(47) Pillsbury - Lasker, Queen's Gambit Declined [D40]
1.d4 d5 2.c4 e6 3.Nc3 Nf6 4.Nf3 c5 5.Bg5 cxd4 6.Qxd4 Nc6 7.Bxf6 gxf6 8.Qh4 dxc4 9.Rd1 Bd7 10.e3 Ne5 11.Nxe5 fxe5 12.Qxc4 Qb6 13.Be2 Qxb2 14.0-0 Rc8 15.Qd3 Rc7 16.Ne4 Be7 17.Nd6+ Kf8 18.Nc4 Qb5 19.f4 exf4 20.Qd4 f6 21.Qxf4 Qc5 22.Ne5 Be8 23.Ng4 f5 24.Qh6+ Kf7 25.Bc4 Rc6 26.Rxf5+ Qxf5 27.Rf1 Qxf1+ 28.Kxf1 Bd7 29.Qh5+ Kg8 30.Ne5 1-0 Replay
Check out some excellent analysis of this game by A.J. Goldsby I.
The above game, along with a brief introduction, can be found in All About Chess by I.A. Horowitz (Collier paperback, 1971).
Diagram of the position after 6...Nc6 and some discussion.
(48) Napier - Teichmann, Queen's Gambit Declined [D51]

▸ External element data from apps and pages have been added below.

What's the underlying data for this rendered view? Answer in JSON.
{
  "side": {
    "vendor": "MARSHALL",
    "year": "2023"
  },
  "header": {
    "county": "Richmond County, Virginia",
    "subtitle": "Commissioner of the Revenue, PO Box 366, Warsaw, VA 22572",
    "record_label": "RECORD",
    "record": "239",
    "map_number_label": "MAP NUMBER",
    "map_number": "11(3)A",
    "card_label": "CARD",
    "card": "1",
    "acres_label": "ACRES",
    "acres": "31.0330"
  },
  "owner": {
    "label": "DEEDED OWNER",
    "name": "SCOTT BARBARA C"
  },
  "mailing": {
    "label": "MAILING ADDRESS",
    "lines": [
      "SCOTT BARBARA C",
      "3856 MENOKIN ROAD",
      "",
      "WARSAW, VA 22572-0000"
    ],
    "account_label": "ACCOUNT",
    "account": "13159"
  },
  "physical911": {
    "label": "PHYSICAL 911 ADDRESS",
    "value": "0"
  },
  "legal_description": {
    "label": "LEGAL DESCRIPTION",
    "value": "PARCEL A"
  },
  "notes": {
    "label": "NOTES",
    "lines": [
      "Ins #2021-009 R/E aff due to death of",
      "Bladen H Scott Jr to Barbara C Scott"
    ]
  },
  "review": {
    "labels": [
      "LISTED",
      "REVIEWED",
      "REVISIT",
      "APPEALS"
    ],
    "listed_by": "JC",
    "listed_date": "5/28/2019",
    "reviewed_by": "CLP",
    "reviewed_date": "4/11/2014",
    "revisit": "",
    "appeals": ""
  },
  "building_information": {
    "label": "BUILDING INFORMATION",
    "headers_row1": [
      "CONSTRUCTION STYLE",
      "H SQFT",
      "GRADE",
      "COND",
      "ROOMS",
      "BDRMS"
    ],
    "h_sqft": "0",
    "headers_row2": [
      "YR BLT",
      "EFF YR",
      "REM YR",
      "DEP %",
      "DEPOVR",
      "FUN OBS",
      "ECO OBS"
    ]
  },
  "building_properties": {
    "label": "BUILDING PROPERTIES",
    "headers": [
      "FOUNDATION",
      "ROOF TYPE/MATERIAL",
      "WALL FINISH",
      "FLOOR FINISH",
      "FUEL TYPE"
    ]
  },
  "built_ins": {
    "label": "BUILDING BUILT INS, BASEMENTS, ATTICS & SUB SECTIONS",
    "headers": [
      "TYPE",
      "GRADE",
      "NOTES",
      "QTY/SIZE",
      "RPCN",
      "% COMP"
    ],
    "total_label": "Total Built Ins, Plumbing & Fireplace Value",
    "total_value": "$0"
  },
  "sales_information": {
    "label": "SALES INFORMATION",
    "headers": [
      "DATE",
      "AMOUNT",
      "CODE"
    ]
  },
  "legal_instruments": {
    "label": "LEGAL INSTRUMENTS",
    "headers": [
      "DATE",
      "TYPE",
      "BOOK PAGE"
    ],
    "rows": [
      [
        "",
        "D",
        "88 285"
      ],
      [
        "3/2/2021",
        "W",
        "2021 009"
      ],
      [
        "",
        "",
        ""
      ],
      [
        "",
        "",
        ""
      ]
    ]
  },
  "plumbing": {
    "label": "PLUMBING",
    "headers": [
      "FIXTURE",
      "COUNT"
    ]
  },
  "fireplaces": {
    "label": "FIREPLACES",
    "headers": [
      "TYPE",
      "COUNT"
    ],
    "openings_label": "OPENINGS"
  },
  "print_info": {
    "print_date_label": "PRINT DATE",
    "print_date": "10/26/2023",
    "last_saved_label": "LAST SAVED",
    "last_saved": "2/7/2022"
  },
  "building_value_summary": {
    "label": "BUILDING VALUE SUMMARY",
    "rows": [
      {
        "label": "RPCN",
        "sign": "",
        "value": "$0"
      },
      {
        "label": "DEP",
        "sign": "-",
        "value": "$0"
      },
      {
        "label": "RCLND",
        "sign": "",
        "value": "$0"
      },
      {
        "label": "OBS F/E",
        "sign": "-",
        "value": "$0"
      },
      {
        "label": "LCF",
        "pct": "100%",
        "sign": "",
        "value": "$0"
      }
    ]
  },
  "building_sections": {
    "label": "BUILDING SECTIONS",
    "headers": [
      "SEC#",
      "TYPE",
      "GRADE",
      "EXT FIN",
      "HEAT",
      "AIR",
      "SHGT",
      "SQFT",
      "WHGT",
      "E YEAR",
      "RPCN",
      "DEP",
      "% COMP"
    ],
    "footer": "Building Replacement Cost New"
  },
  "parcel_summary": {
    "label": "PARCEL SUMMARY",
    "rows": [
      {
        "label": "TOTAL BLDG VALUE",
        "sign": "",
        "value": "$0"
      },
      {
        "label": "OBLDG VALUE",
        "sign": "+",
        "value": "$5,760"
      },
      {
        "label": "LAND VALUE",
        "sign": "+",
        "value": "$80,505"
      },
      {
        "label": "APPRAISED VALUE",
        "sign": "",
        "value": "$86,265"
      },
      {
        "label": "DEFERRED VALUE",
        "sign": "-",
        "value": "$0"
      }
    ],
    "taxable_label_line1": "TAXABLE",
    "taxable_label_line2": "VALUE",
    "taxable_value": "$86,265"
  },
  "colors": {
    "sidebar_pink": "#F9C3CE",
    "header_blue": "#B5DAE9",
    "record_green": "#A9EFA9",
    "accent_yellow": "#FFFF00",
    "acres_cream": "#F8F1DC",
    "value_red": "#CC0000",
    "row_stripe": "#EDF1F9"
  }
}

1.d4 d5 2.c4 e6 3.Nc3 Nf6 4.Bg5 Nbd7 5.Nf3 c6 6.e4 dxe4 7.Nxe4 Bb4+ 8.Bd2 Be7 9.Bd3 c5 10.Bc3 b6 11.0-0 Bb7 12.Qe2 0-0 13.Rad1 Qc7 14.dxc5 bxc5 15.Ng3 Rfd8 16.Rfe1 Qc6 17.Qe3 Nf8 18.h4 h6 19.h5 N8h7 20.Bf1 Qa4 21.Rxd8+ Rxd8 22.Ne5 Ng5 23.Bd3 Bd6 24.f4 Bxe5 25.Qxe5 Nh3+ 26.gxh3 Rxd3 27.Qb8+ Kh7 28.Qxb7 Rxg3+ 29.Kh2 Nxh5 30.Qe4+ g6 31.Rg1 f5 32.Qe2 Rxg1 33.Kxg1 Nxf4 34.Qe5 Qd1+ 35.Kh2 Qc2+ 36.Kg3 Qg2+ 37.Kxf4 Qf2+ 0-1
This game contains another instance of a typo in the game score. Many electronic sources show Black's move 30 as 30...g6. However, the move played was 30...Rg6. I have corrected this on this site. Thanks for David Moody for highlighting this.

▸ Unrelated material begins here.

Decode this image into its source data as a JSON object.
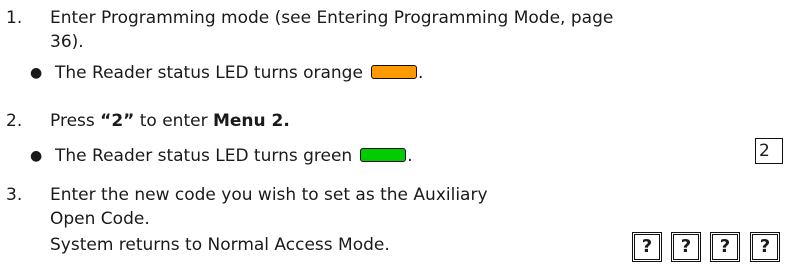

|Leaders after Round 6|
|Round 5 | Round 7|
Top of Page | Home | Site Map